Kitchen equals dining activities. Kitchen space embraces a system made with people, instruments and appliances.
Since the Meiji Era (1868-1912) the main focus for kitchen improvement was on efficiency and ecology by introducing appliances, computerization, and industrialization. Today, most of the possibilities for the new tools, instruments, and equipments are out, so the role of the kitchen is now in question again, as what to do in there and what could be done in there. This theme “A kitchen that Connects Three Generations” was very timely, to reconsider people’s lifestyle and the possibilities of the dining area. Since kitchen is a familiar space for everyone, there were many enthusiastic ideas, a variety of approaches, and many fun presentations using illustrations and cartoons found in more than 240 entries.
The key to this question was how to connect the three generations. There were some popular approaches, such as incessant meeting style using one big table in center surrounded by three small kitchens, flexible and ever-changing style matching the different life styles of each generation using tools and equipments, revival of nostalgic and traditional Japanese style established in the late Edo Era (1603-1867) using fireplace/furnace, natural style with vegetable garden and irrigation system, and also a philosophical style.
The instruments and appliances we use and the quality of the space change everyday, every week, every year, every life, every generation, and according to every occasion. The Gold prize winner by Jinzen was called “Proprio”, meaning “just as you like” in Italian, bringing out the possibility of the moving and ever-changing time through organic forms.
The overall atmosphere of this competition was cheery and optimistic. But we must not forget that a fun “three-generation-dining” could in time turn into a “dining-alone”. I think that the suggestions to this question can be even more profound if you start from studying your own life closely.
Toshihiko Ishibashi (Judge)
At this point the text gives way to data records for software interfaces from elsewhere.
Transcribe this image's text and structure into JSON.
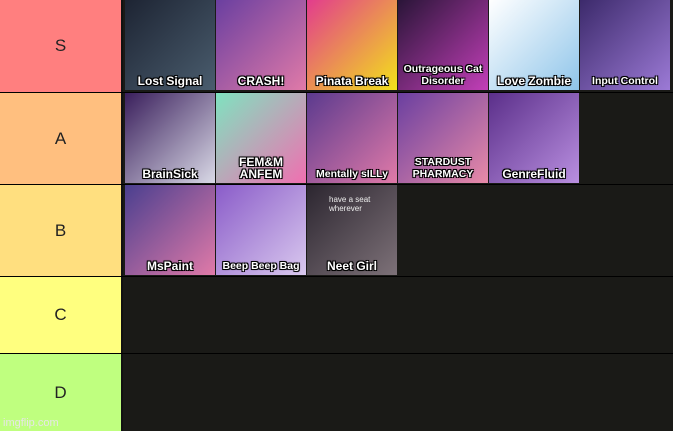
{
  "tiers": [
    {
      "label": "S",
      "color": "#ff7f7f",
      "items": [
        {
          "title": "Lost Signal",
          "bg": [
            "#1d2433",
            "#4a5d6e"
          ]
        },
        {
          "title": "CRASH!",
          "bg": [
            "#6a3fa0",
            "#e07aa8"
          ]
        },
        {
          "title": "Pinata Break",
          "bg": [
            "#e23c8d",
            "#f3e21a"
          ]
        },
        {
          "title": "Outrageous Cat Disorder",
          "bg": [
            "#2a1538",
            "#c23fb8"
          ]
        },
        {
          "title": "Love Zombie",
          "bg": [
            "#ffffff",
            "#8fc5ea"
          ]
        },
        {
          "title": "Input Control",
          "bg": [
            "#3c2a6b",
            "#9c7ad6"
          ]
        }
      ]
    },
    {
      "label": "A",
      "color": "#ffbf7f",
      "items": [
        {
          "title": "BrainSick",
          "bg": [
            "#3a1f5c",
            "#d9d9e6"
          ]
        },
        {
          "title": "FEM&M ANFEM",
          "bg": [
            "#7fe3c0",
            "#f06fb0"
          ]
        },
        {
          "title": "Mentally sILLy",
          "bg": [
            "#5b3a8e",
            "#e07aa8"
          ]
        },
        {
          "title": "STARDUST PHARMACY",
          "bg": [
            "#6a3fa0",
            "#e88aa8"
          ]
        },
        {
          "title": "GenreFluid",
          "bg": [
            "#5b2f8a",
            "#b98fe0"
          ]
        }
      ]
    },
    {
      "label": "B",
      "color": "#ffdf7f",
      "items": [
        {
          "title": "MsPaint",
          "bg": [
            "#4a3f8f",
            "#e07aa8"
          ]
        },
        {
          "title": "Beep Beep Bag",
          "bg": [
            "#8a5cc9",
            "#d9c8ee"
          ]
        },
        {
          "title": "Neet Girl",
          "bg": [
            "#2c2630",
            "#7d7178"
          ],
          "overlay": "have a seat wherever"
        }
      ]
    },
    {
      "label": "C",
      "color": "#ffff7f",
      "items": []
    },
    {
      "label": "D",
      "color": "#bfff7f",
      "items": []
    }
  ],
  "watermark": "imgflip.com"
}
The theme for this competition was “A Kitchen that Connects Three Generations”, and I expected not only kitchen designs, but also some suggestions on how to connect three generations through a kitchen. There were many ideas using circle as a symbol for the family connection and gathering, or using planar surface and partially mobile elements to accommodate each generation and its physical requirements. Among all these directions presented, the criteria for the selection were if the design had a certain level of reality, and was influential enough on families and living spaces. Kitchen is a highly functional and densely packed space, so some of the applicants decided to choose the actual and specific appliances and fixtures in the designs. But it backfired and didn’t work out as a realistic suggestion, which led to an entanglement of its own design. This competition showed the importance of the subtle balance between concept and reality.
The Gold prize winner by Jinzen used circle as a form and this mobile kitchen brought more organic aspects than the other ideas with geometric shapes. This kitchen accommodates the diversity of the families while creating new spaces around itself.
The Silver winner by Washio was a nimble system with a lift to store the kitchen in the ceiling, and as the time shifts, so as the kitchen by multiplying, relocating, and disappearing. Another Silver winner by Fujii was an automated kitchen that keeps moving clockwise in the building that looks like a sun-dial, which brings changes of time and atmosphere to the kitchen space. The Bronze winner by Okada and Okuma was rather still than mobile, but the kitchen scenario develops according to the stories that take place within.
I was always hoping to develop an accrual product off of these Marvel Design Competition ideas, and I could feel the possibility in going to that direction this time around.